Brossart elaborates that effecting positive and lasting change requires collaboration to work successfully. Both public and private sectors have individual bureaucracies, which make it even more vital for cooperation in matters of environmental and sustainable integrity.
“It’s not an ‘either-or’ mindset that will get things done,” Ford says. “It’s a ‘both-and’ perspective that Arizona Forward is embracing, taking into account the larger and smaller discussions.”
It takes a village — and individuals, too
Bossart believes, as admittedly cliché as it may be, that progressing economic growth through environmental and health-conscious means literally “takes a village” to accomplish. Since a village is made up of groups of individuals, each person has the power to effect change.
“I think the more people that become involved in understanding, voting in their communities and thinking less narrowly about health and more about how health affect their community, the more we will achieve our goals toward establishing vital and healthy environments,” Pyne says.
Ford believes that public health and community design are powerful tools in working toward transformative changes to create a positive health impact.
“The good news is that once you see your community through a health and well-being lens, it is hard to ‘unsee’ the opportunities to improve it,” he says.
Brossart stresses that awareness is a valuable first step.
“Attend city council meetings,” she says, “Bring a vision of what you want to see in your community.
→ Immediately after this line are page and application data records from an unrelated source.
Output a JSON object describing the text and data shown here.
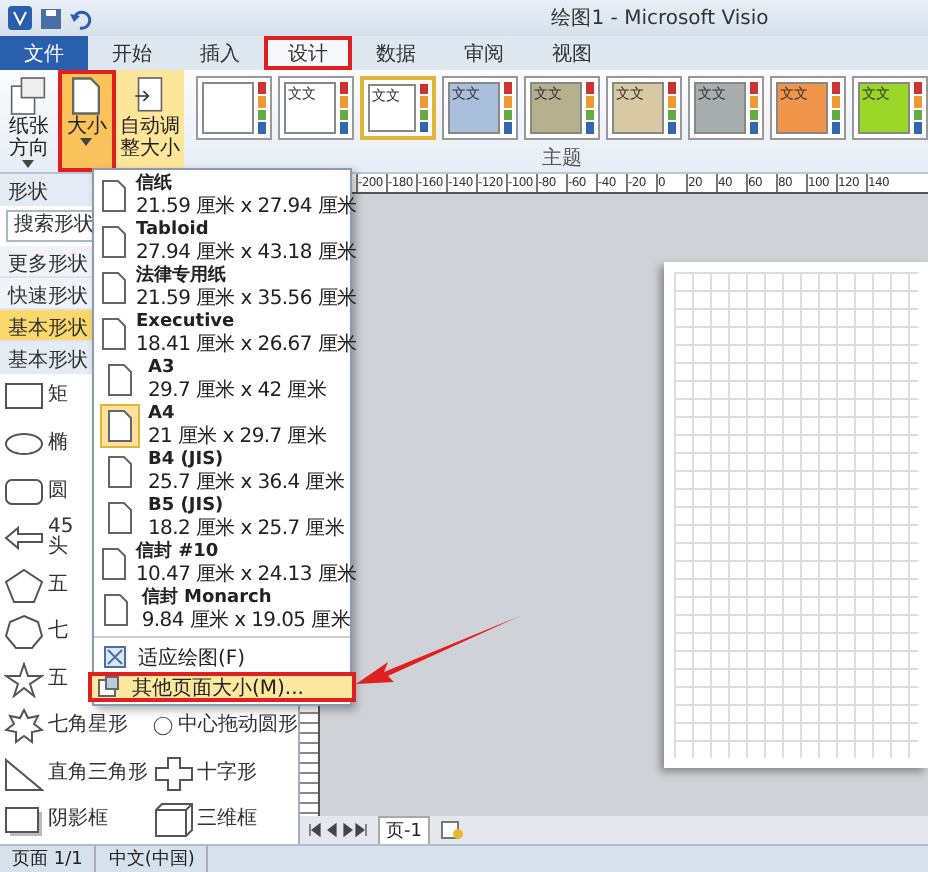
{
  "window": {
    "title": "绘图1 - Microsoft Visio"
  },
  "tabs": [
    {
      "label": "文件",
      "kind": "file",
      "selected": false,
      "annotated": false
    },
    {
      "label": "开始",
      "kind": "tab",
      "selected": false,
      "annotated": false
    },
    {
      "label": "插入",
      "kind": "tab",
      "selected": false,
      "annotated": false
    },
    {
      "label": "设计",
      "kind": "tab",
      "selected": true,
      "annotated": true
    },
    {
      "label": "数据",
      "kind": "tab",
      "selected": false,
      "annotated": false
    },
    {
      "label": "审阅",
      "kind": "tab",
      "selected": false,
      "annotated": false
    },
    {
      "label": "视图",
      "kind": "tab",
      "selected": false,
      "annotated": false
    }
  ],
  "page_setup": [
    {
      "label": "纸张方向",
      "kind": "orientation",
      "expanded": false,
      "highlighted": false,
      "annotated": false
    },
    {
      "label": "大小",
      "kind": "size",
      "expanded": true,
      "highlighted": false,
      "annotated": true
    },
    {
      "label": "自动调整大小",
      "kind": "autosize",
      "expanded": false,
      "highlighted": true,
      "annotated": false
    }
  ],
  "themes": {
    "label": "主题",
    "items": [
      {
        "color": "#ffffff",
        "selected": false
      },
      {
        "color": "#ffffff",
        "sample": "文文",
        "selected": false
      },
      {
        "color": "#ffffff",
        "sample": "文文",
        "selected": true
      },
      {
        "color": "#a9bfdc",
        "sample": "文文",
        "selected": false
      },
      {
        "color": "#b5b08e",
        "sample": "文文",
        "selected": false
      },
      {
        "color": "#d9c9a3",
        "sample": "文文",
        "selected": false
      },
      {
        "color": "#a8aeae",
        "sample": "文文",
        "selected": false
      },
      {
        "color": "#f0954a",
        "sample": "文文",
        "selected": false
      },
      {
        "color": "#9ad628",
        "sample": "文文",
        "selected": false
      }
    ]
  },
  "shapes_panel": {
    "title": "形状",
    "search": {
      "placeholder": "搜索形状"
    },
    "links": [
      {
        "label": "更多形状",
        "selected": false
      },
      {
        "label": "快速形状",
        "selected": false
      },
      {
        "label": "基本形状",
        "selected": true
      }
    ],
    "stencil_title": "基本形状",
    "shapes": [
      [
        {
          "kind": "rectangle",
          "label": "矩"
        }
      ],
      [
        {
          "kind": "ellipse",
          "label": "椭"
        }
      ],
      [
        {
          "kind": "rounded",
          "label": "圆"
        }
      ],
      [
        {
          "kind": "arrow",
          "label": "45 头"
        }
      ],
      [
        {
          "kind": "pentagon",
          "label": "五"
        }
      ],
      [
        {
          "kind": "heptagon",
          "label": "七"
        }
      ],
      [
        {
          "kind": "star5",
          "label": "五"
        }
      ],
      [
        {
          "kind": "star7",
          "label": "七角星形"
        },
        {
          "kind": "circle",
          "label": "中心拖动圆形"
        }
      ],
      [
        {
          "kind": "triangle",
          "label": "直角三角形"
        },
        {
          "kind": "cross",
          "label": "十字形"
        }
      ],
      [
        {
          "kind": "shadow",
          "label": "阴影框"
        },
        {
          "kind": "box3d",
          "label": "三维框"
        }
      ]
    ]
  },
  "ruler": {
    "labels": [
      "-200",
      "-180",
      "-160",
      "-140",
      "-120",
      "-100",
      "-80",
      "-60",
      "-40",
      "-20",
      "0",
      "20",
      "40",
      "60",
      "80",
      "100",
      "120",
      "140"
    ]
  },
  "size_menu": {
    "items": [
      {
        "name": "信纸",
        "size": "21.59 厘米 x 27.94 厘米",
        "selected": false
      },
      {
        "name": "Tabloid",
        "size": "27.94 厘米 x 43.18 厘米",
        "selected": false
      },
      {
        "name": "法律专用纸",
        "size": "21.59 厘米 x 35.56 厘米",
        "selected": false
      },
      {
        "name": "Executive",
        "size": "18.41 厘米 x 26.67 厘米",
        "selected": false
      },
      {
        "name": "A3",
        "size": "29.7 厘米 x 42 厘米",
        "selected": false
      },
      {
        "name": "A4",
        "size": "21 厘米 x 29.7 厘米",
        "selected": true
      },
      {
        "name": "B4 (JIS)",
        "size": "25.7 厘米 x 36.4 厘米",
        "selected": false
      },
      {
        "name": "B5 (JIS)",
        "size": "18.2 厘米 x 25.7 厘米",
        "selected": false
      },
      {
        "name": "信封 #10",
        "size": "10.47 厘米 x 24.13 厘米",
        "selected": false
      },
      {
        "name": "信封 Monarch",
        "size": "9.84 厘米 x 19.05 厘米",
        "selected": false
      }
    ],
    "commands": [
      {
        "label": "适应绘图(F)",
        "kind": "fit",
        "highlighted": false,
        "annotated": false
      },
      {
        "label": "其他页面大小(M)...",
        "kind": "custom",
        "highlighted": true,
        "annotated": true
      }
    ]
  },
  "page_tabs": [
    {
      "label": "页-1",
      "selected": true
    }
  ],
  "status_bar": [
    "页面 1/1",
    "中文(中国)"
  ]
}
And find your passion This is your home. We need to help manage it ourselves.”